First, he identified the man he wanted to be the Bears’ next head coach, and went out and got him. Despite interviewing with and being courted by the Indianapolis Colts, Matt Nagy is the Bears head coach because of how the two connected during the interview process. The two were in lockstep from the very beginning, and it became clear to Nagy that Chicago was where he wanted to be.
Next, he brought in Trey Burton, Allen Robinson, and Taylor Gabriel to give Mitchell Trubisky three, new toys on offense. Then he went out and drafted Roquan Smith, Anthony Miller, James Daniels, and Bilal Nichols, all of whom have made considerable impacts on the season.
Those moves alone would have been enough to get Pace into contention for NFL Executive of the Year, but then he goes out just before the start of the season and acquires Khalil Mack for virtual peanuts?
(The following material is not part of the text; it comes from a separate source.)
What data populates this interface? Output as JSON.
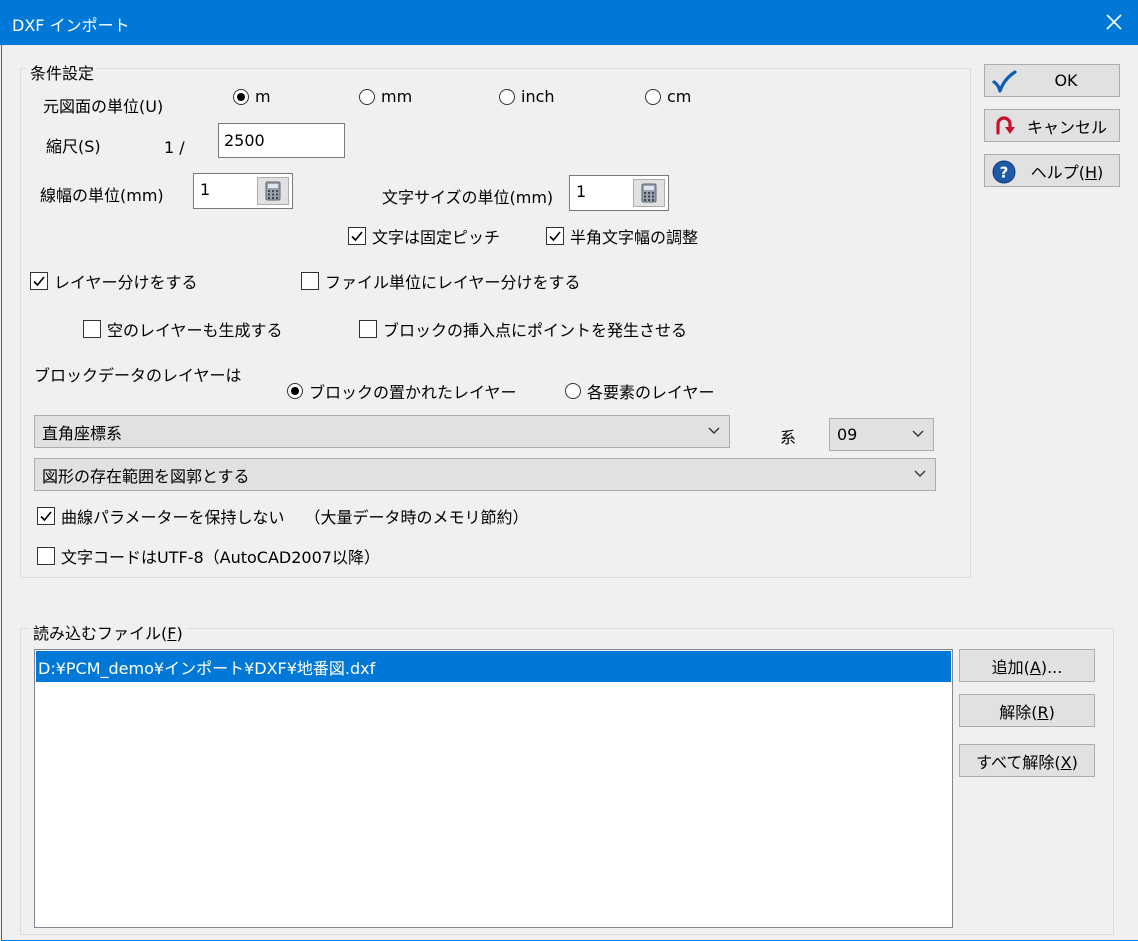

Players of his ilk don’t get traded. When they do, they usually command a king’s ransom in return, as they should. Pace and the Bears got one of, if not the, most dominant defensive player in the NFL. They should have paid through the nose. Except they didn’t. In fact, based on some reasonable projections, the Bears got Mack in return for basically a mid-first-round pick. Truly remarkable.